• [YOUR INSTRUCTIONS] Filter the data below, keeping only lines that contain "icon".

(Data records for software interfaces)
>>>>
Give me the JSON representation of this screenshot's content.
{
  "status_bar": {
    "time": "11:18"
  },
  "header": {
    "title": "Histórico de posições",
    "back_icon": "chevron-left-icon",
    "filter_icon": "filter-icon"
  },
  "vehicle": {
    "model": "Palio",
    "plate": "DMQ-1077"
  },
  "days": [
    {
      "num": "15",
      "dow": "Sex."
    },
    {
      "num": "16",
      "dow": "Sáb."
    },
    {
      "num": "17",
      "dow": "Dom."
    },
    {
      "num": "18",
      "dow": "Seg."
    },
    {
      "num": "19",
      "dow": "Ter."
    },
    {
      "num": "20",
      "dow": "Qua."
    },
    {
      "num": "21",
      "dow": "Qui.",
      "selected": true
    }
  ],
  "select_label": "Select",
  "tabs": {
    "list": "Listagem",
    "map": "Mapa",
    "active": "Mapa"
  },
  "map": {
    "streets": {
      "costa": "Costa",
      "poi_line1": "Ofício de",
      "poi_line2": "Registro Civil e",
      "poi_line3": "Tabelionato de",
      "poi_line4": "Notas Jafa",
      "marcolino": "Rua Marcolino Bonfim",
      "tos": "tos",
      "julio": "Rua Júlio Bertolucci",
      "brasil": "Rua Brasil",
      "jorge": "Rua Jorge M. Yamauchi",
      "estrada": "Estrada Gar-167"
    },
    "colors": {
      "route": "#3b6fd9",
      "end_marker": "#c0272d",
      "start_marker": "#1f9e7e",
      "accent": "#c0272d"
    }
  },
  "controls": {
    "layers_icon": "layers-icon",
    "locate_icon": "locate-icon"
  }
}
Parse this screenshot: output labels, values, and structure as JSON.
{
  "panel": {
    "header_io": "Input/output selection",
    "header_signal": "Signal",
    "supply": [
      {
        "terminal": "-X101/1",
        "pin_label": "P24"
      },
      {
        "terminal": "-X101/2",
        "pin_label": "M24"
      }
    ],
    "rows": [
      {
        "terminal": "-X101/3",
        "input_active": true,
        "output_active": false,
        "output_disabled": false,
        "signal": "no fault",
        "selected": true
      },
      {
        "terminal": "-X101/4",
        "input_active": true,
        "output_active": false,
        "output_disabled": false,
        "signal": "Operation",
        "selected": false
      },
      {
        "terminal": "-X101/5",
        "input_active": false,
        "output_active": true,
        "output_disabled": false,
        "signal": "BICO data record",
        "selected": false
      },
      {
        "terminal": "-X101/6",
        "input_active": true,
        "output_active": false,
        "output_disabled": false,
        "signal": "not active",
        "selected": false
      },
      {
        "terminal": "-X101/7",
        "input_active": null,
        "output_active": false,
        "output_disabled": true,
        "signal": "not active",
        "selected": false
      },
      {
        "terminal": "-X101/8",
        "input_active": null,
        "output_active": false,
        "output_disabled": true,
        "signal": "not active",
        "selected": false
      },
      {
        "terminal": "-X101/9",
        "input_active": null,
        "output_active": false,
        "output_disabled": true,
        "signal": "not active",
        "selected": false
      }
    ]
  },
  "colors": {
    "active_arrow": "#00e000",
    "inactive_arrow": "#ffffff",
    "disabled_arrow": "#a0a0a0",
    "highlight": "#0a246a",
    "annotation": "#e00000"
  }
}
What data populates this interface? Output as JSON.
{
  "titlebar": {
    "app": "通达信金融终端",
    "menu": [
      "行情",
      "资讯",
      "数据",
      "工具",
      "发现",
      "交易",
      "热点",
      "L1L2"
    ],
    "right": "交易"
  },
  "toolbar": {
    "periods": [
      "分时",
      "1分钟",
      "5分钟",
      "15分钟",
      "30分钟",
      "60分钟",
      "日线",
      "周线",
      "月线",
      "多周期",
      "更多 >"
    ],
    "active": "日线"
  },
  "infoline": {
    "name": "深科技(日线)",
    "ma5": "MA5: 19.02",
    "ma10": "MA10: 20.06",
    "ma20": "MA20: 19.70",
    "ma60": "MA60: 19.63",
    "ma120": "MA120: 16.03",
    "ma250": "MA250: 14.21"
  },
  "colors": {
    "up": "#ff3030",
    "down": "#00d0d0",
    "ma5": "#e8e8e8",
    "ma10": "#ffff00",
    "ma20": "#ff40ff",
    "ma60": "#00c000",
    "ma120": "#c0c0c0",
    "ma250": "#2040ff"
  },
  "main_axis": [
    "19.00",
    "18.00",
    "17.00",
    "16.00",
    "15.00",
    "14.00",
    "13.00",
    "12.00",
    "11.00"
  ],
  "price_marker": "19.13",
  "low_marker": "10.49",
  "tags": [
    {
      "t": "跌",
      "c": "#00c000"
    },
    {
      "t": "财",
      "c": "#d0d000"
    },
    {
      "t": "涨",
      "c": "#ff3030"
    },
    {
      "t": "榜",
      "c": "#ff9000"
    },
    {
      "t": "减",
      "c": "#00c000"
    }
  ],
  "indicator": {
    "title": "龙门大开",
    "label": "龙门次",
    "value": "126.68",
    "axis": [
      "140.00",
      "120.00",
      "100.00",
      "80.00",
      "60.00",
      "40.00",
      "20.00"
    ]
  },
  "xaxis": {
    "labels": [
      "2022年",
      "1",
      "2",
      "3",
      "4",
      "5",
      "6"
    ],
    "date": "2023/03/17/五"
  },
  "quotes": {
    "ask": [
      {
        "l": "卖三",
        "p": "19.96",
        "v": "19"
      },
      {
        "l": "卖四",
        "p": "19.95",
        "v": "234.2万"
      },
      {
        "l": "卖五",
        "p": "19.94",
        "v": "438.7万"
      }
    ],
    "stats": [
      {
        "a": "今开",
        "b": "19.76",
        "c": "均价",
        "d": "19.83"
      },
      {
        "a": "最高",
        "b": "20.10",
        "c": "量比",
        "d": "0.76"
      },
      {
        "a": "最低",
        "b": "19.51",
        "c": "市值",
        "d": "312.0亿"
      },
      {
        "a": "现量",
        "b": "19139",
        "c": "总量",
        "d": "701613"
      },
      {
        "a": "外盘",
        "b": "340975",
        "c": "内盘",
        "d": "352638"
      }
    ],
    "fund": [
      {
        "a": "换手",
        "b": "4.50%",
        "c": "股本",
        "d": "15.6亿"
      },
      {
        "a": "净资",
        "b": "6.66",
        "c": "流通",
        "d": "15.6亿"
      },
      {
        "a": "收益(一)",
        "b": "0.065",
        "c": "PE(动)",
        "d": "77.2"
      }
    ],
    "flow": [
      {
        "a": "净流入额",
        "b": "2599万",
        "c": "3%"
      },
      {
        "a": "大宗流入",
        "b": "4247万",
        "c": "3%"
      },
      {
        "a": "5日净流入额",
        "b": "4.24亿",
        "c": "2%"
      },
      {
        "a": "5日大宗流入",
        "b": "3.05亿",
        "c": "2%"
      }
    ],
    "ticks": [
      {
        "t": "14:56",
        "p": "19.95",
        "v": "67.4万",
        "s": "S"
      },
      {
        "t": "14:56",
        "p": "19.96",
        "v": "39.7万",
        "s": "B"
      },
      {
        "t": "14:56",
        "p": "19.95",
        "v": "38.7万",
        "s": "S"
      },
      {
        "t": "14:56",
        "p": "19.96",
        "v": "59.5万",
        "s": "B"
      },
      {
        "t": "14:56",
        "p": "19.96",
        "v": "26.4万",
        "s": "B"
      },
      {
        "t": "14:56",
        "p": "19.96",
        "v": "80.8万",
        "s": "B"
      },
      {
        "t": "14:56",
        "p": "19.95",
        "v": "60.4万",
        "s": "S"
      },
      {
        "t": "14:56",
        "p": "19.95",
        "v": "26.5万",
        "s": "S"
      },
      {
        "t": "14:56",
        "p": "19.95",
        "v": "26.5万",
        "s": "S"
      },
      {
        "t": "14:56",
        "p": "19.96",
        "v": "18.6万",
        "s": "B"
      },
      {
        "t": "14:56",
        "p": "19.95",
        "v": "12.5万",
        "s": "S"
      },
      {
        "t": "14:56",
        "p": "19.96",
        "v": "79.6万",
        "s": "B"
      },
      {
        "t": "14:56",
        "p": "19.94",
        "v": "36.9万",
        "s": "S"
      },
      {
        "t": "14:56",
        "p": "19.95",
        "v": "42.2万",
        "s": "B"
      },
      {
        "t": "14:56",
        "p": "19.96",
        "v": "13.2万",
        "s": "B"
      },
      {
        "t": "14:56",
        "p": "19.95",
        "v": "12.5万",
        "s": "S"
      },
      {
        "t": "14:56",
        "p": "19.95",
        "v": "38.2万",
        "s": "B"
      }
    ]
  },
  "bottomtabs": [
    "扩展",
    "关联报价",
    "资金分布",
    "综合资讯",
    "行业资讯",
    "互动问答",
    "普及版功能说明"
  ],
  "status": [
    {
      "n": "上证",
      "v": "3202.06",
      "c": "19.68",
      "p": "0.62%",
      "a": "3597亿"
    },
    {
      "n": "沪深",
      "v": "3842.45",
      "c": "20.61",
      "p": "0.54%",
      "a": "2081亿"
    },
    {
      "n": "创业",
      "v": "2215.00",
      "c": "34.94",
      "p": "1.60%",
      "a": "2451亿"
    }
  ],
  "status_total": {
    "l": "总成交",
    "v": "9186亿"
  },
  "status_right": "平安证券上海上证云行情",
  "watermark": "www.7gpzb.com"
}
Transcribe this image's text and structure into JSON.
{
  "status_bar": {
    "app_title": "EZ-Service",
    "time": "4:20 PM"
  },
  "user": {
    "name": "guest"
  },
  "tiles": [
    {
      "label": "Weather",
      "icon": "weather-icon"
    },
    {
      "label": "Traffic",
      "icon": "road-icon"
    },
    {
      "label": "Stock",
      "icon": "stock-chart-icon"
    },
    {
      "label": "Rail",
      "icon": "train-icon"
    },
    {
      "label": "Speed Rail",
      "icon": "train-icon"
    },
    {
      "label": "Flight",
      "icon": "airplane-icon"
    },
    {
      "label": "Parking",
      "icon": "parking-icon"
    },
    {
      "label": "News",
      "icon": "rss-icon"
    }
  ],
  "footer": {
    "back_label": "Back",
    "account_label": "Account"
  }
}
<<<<
• [SOLUTION TO THIS TASK]
    "back_icon": "chevron-left-icon",
    "filter_icon": "filter-icon"
    "layers_icon": "layers-icon",
    "locate_icon": "locate-icon"
      "icon": "weather-icon"
      "icon": "road-icon"
      "icon": "stock-chart-icon"
      "icon": "train-icon"
      "icon": "train-icon"
      "icon": "airplane-icon"
      "icon": "parking-icon"
      "icon": "rss-icon"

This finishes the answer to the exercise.